How to Think about Parallel Programming: Not! - Guy Steele
Guy Steele's talk was on how we can make programs parallel. His focus was on certain operations having wiggle room in how the code is executed. Specifically his example was around a reduce type of operation where the calculations are not linear but more divide and conquer, where the divide happens on separate threads and the conquer step merges the results from the threads. His examples were in Fortress but seems easily applicable to other languages. I found that I have a big lack of knowledge in this area and am looking forward to doing more research in this topic.
Enterprise NoSQL: Silver Bullet or Poison Pill? - Billy Newport

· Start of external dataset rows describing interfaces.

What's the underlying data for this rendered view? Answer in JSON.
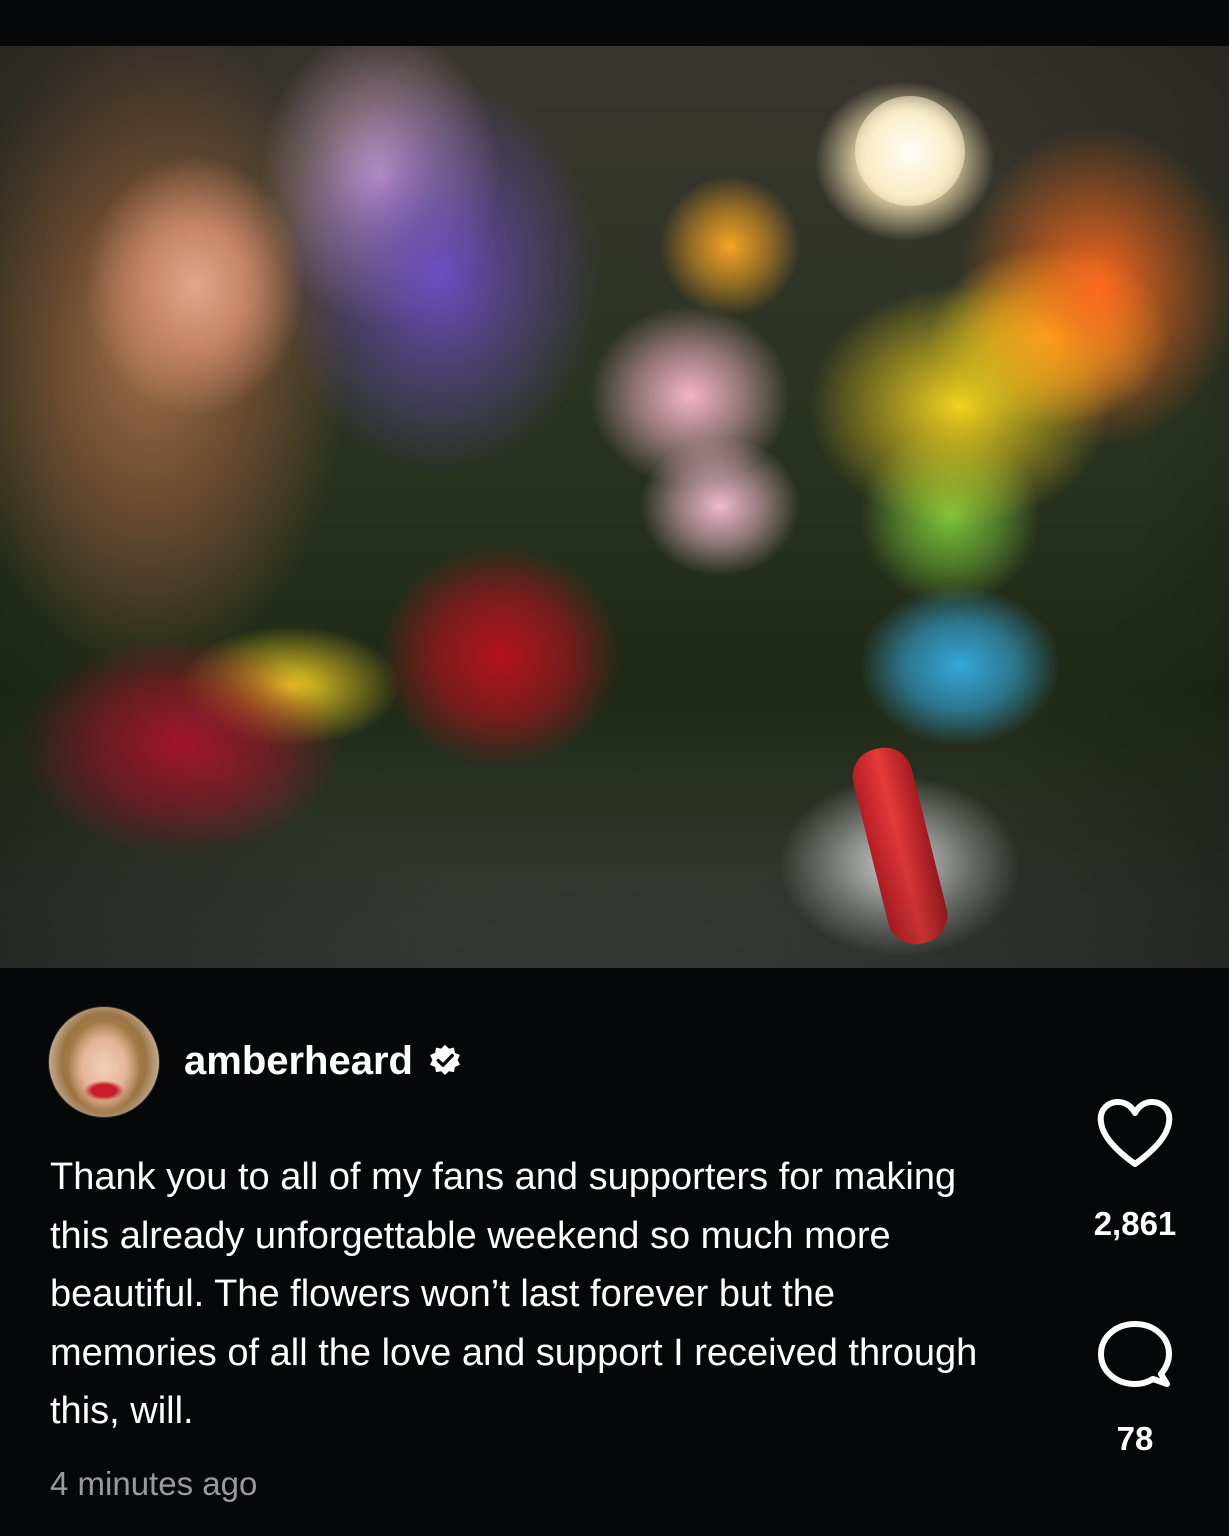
{
  "post": {
    "image": {
      "description_icon": "post-photo"
    },
    "author": {
      "username": "amberheard",
      "verified": true,
      "avatar_icon": "profile-avatar"
    },
    "caption": "Thank you to all of my fans and supporters for making this already unforgettable weekend so much more beautiful. The flowers won’t last forever but the memories of all the love and support I received through this, will.",
    "timestamp": "4 minutes ago"
  },
  "actions": {
    "like": {
      "icon": "heart-icon",
      "count": "2,861"
    },
    "comment": {
      "icon": "comment-bubble-icon",
      "count": "78"
    }
  },
  "colors": {
    "background": "#060708",
    "text_primary": "#ffffff",
    "text_secondary": "#9a9a9a"
  }
}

It's easy to get carried away with new technology. With all the hype around NoSQL, it's certainly ripe for misuse. I liked Billy's reality check on the technology. Slides from the talk are here. His point wasn't that you shouldn't use a NoSQL database, but rather there are trade-offs. He enumerated examples of clear wins and clear losses. He reminded the audience several times that the laws of physics don't change, even with Map/Reduce. I think I knew a lot of what he was saying already, it just wasn't as firmed up as after his talk. Thanks for keeping our feet on the ground Billy!
Querying Big Data Rapidly and Robustly with Cascalog - Nathan Marz
This was a talk given by Nathan Marz about his Clojure based Hadoop/Cascade library. There was a lot of excitement during/after this talk. Nathan created a nice Clojure DSL that made a very succinct representation of Hadoop queries. It shows what the power of a language with as flexible syntax as Clojure can do. For those familiar with SPARQL, the syntax will look especially familiar since his DSL and SPARQL are both based on Datalog. I definitely have that library on my "To Learn" list.
Outside In TDD - Brian Marick
Brian Marick went through some examples of his Clojure based Midje mocking framework. I had some difficulty following some of the syntax and examples, so I think I'll need to download it and try it out before coming to any conclusions about the framework. I did like how Brian had molded Emacs and Slime into a even quicker REPL environment and included it with Midje. His point on filing down the rough edges of your development process (in this case Emacs extensions) is a good take-away from the talk. The combination of some Emacs extensions and the Midje Clojure code looks like you could focus on the testing task at hand in a pretty fast and slick way.
In conclusion, Strange Loop was a great investment of time with a lot of top notch speakers and great topics. There was a lot of technical content with very little marketing. There are several other talks I wanted to make and am hoping to catch the video of when they are released. I think Strange Loop's content is broad enough to appeal to any passionate developer and would definitely recommend going next year.
I gave a talk yesterday at Strange Loop giving a high level of what I've been working on for the last 6 months. The abstract of the talk was:
Determining what RDF repository to use for a project can be a
daunting task. With so many repository choices, benchmarks and usage
scenarios, where do you start? This talk discusses how Revelytix
answered that question. The talk will cover the test framework
written by Revelytix in Clojure, including a language for defining
tests, a harness for executing the tests and using CouchDB to store
the results. Example Clojure code will be included along with a
discussion around the available RDF benchmarks. The talk will also
discuss the test harness using EC2 instances for cheap performance
testing and how we interpreted those results using Incanter.
It was a short talk, so I went through the material pretty fast, but the slides can be found here.